:: Source material ::

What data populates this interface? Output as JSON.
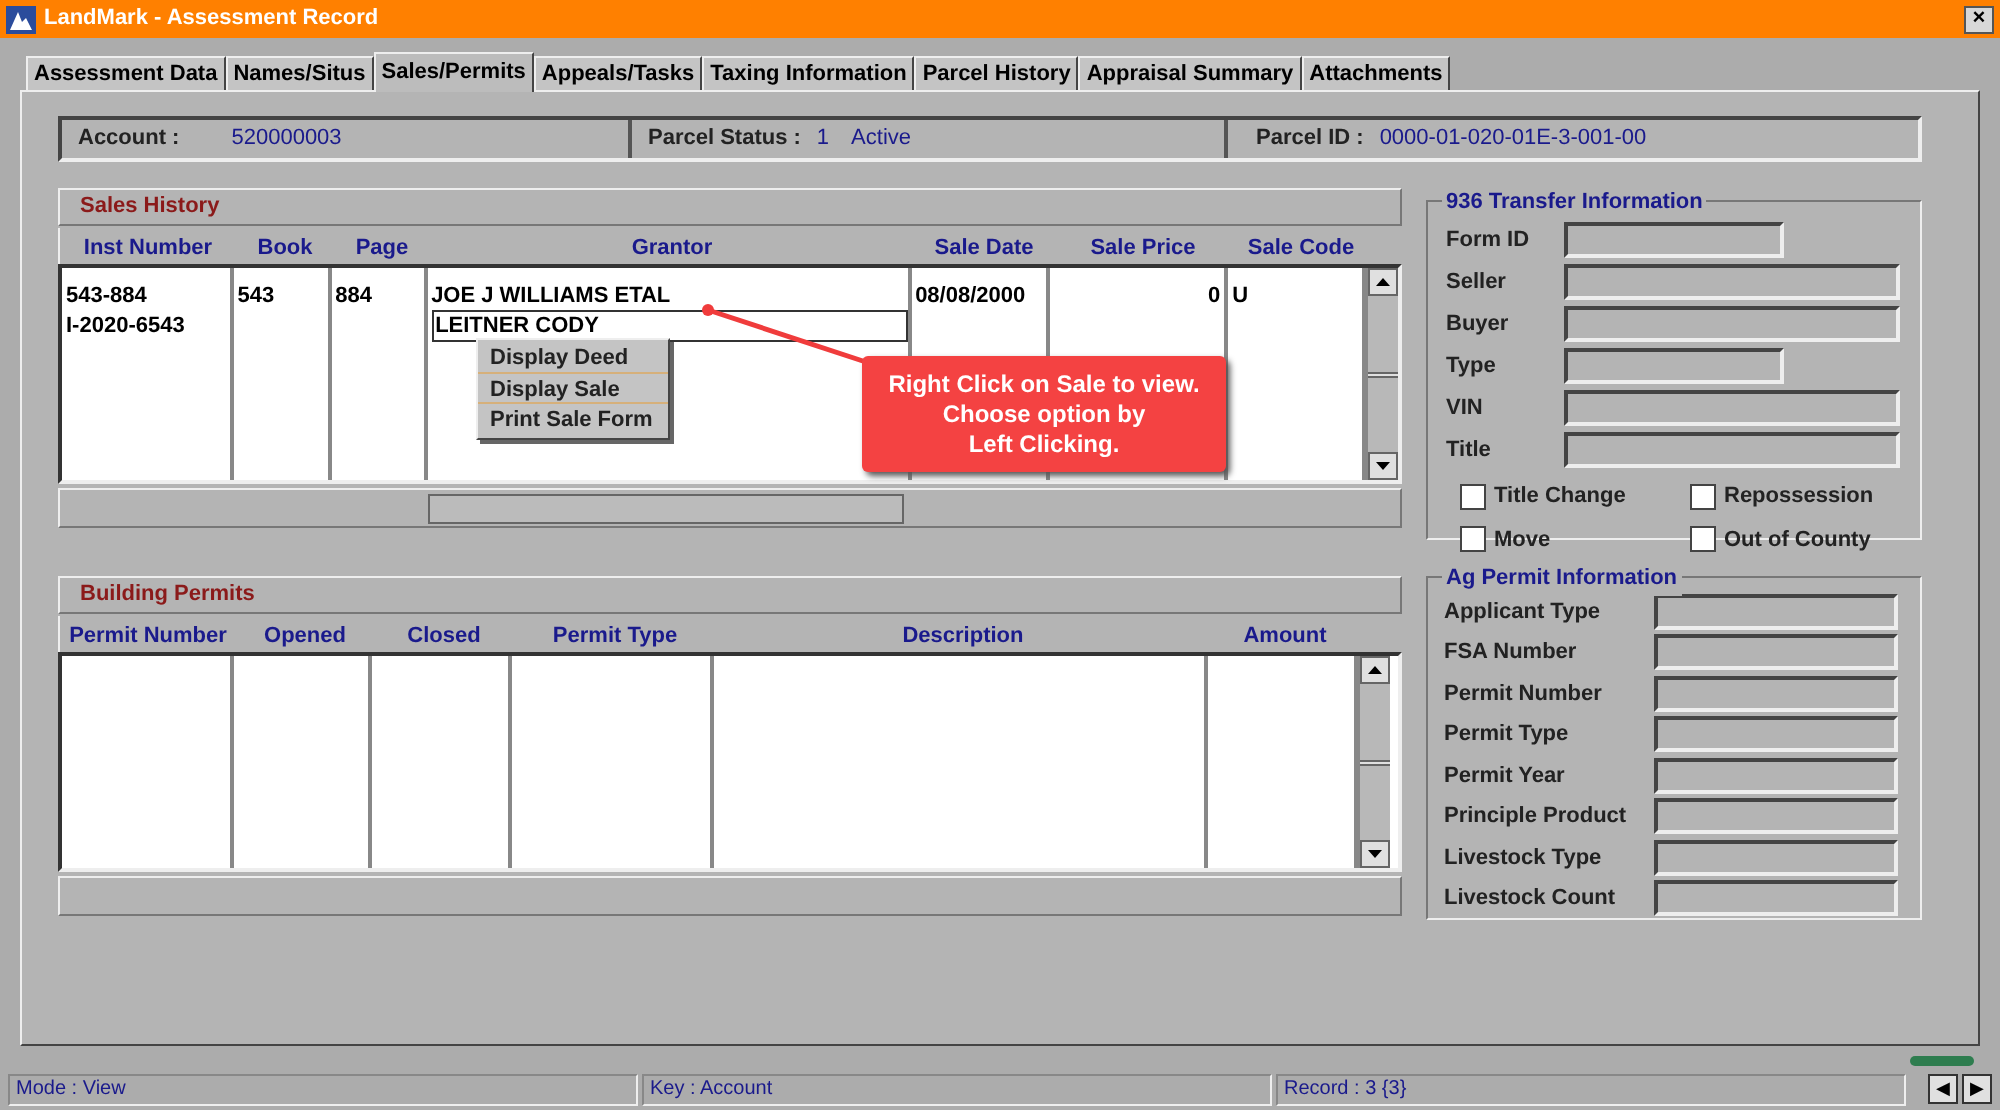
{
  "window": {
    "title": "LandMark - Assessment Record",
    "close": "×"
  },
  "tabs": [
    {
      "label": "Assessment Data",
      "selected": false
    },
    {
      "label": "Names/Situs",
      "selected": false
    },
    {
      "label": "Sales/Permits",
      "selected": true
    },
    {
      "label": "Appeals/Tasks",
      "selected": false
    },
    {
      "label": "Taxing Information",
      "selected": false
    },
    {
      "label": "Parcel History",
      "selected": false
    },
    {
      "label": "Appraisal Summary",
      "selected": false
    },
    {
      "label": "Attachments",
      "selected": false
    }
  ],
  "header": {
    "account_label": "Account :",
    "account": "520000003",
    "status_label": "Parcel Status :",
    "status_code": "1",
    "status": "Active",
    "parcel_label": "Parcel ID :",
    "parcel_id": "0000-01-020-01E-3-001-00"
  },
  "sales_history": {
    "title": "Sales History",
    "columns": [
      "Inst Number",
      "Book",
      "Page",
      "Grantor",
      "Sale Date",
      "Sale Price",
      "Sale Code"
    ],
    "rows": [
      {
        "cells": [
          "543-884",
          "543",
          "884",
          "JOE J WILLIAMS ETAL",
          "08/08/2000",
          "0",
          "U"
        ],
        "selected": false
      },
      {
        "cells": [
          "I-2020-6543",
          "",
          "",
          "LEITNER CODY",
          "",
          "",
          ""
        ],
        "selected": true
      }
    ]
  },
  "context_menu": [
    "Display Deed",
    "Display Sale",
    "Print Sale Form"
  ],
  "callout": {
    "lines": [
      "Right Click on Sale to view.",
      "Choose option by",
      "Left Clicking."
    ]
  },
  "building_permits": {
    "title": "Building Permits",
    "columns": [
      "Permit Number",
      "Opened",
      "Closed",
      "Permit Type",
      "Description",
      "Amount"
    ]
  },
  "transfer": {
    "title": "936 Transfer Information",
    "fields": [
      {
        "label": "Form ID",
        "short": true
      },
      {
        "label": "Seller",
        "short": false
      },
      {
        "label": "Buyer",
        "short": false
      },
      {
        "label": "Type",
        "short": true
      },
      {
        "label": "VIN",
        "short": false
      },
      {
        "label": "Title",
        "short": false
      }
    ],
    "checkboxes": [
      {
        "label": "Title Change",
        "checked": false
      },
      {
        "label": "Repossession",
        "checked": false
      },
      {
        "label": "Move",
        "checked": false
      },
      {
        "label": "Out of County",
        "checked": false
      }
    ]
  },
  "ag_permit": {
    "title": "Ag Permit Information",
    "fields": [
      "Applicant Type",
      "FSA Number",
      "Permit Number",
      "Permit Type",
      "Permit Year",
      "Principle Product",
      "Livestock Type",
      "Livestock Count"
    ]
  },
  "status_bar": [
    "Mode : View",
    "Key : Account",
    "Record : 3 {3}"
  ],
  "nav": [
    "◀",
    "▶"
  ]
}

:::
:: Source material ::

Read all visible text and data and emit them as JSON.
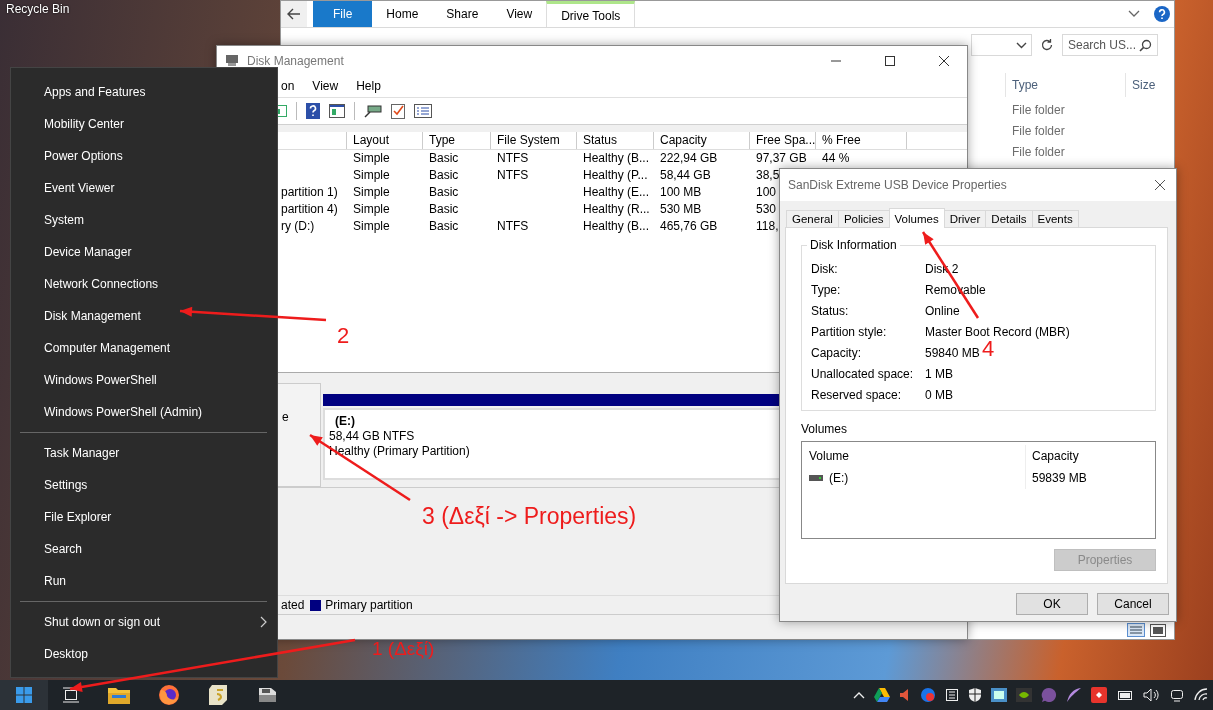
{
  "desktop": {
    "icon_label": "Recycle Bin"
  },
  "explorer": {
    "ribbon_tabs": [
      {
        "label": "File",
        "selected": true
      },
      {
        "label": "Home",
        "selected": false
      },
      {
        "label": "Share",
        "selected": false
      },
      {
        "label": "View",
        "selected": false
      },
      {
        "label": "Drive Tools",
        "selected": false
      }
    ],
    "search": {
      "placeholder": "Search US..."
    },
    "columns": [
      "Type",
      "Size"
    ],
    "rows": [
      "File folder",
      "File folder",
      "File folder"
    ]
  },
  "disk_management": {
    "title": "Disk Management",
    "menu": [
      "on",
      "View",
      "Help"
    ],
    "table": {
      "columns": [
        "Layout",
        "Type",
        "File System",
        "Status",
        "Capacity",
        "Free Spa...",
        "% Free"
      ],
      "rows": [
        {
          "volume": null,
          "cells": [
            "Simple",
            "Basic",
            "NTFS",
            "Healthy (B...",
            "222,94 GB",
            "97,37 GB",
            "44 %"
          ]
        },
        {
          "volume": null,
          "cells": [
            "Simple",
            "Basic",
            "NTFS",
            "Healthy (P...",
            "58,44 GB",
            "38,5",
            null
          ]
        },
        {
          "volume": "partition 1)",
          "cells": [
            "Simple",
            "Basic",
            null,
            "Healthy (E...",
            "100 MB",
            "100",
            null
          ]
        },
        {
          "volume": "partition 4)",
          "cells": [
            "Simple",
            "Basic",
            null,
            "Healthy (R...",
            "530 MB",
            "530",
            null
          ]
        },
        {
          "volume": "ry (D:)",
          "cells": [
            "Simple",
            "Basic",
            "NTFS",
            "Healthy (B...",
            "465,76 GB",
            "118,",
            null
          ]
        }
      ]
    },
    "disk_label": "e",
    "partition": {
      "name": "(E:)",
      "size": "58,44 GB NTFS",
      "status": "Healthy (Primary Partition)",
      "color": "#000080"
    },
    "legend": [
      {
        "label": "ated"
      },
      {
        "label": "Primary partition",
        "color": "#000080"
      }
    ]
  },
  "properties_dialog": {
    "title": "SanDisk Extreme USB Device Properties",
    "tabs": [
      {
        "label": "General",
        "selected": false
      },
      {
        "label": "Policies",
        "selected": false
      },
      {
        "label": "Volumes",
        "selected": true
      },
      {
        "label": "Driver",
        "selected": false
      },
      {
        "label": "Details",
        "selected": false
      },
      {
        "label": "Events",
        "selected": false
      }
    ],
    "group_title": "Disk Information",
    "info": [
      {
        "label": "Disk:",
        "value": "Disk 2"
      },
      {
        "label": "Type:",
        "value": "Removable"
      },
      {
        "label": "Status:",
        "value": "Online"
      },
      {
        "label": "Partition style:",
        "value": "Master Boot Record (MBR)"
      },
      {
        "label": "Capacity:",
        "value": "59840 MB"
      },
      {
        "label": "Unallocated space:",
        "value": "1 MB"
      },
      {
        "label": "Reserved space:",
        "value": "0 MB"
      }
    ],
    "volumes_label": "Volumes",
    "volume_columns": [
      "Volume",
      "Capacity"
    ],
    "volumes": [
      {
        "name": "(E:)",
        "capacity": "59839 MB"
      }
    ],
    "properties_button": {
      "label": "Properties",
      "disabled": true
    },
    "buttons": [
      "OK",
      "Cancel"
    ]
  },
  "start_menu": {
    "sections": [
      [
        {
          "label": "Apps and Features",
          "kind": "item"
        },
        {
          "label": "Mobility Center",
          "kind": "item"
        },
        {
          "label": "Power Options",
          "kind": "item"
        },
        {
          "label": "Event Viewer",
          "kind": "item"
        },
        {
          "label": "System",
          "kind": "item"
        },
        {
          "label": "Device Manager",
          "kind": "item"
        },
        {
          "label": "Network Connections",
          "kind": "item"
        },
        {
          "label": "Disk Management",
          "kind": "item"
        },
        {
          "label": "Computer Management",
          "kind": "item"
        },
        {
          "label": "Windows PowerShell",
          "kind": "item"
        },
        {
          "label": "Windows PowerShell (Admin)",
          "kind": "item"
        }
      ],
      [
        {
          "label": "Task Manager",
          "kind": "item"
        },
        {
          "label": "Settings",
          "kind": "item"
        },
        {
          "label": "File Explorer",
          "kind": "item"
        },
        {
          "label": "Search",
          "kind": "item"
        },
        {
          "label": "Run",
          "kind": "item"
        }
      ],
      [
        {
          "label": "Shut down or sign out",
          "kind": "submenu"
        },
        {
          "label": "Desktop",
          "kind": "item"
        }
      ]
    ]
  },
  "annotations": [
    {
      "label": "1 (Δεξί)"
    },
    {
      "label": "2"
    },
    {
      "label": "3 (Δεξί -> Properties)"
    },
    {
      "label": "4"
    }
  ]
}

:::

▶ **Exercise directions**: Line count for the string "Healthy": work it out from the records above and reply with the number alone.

▶ **Solution to this problem**: 6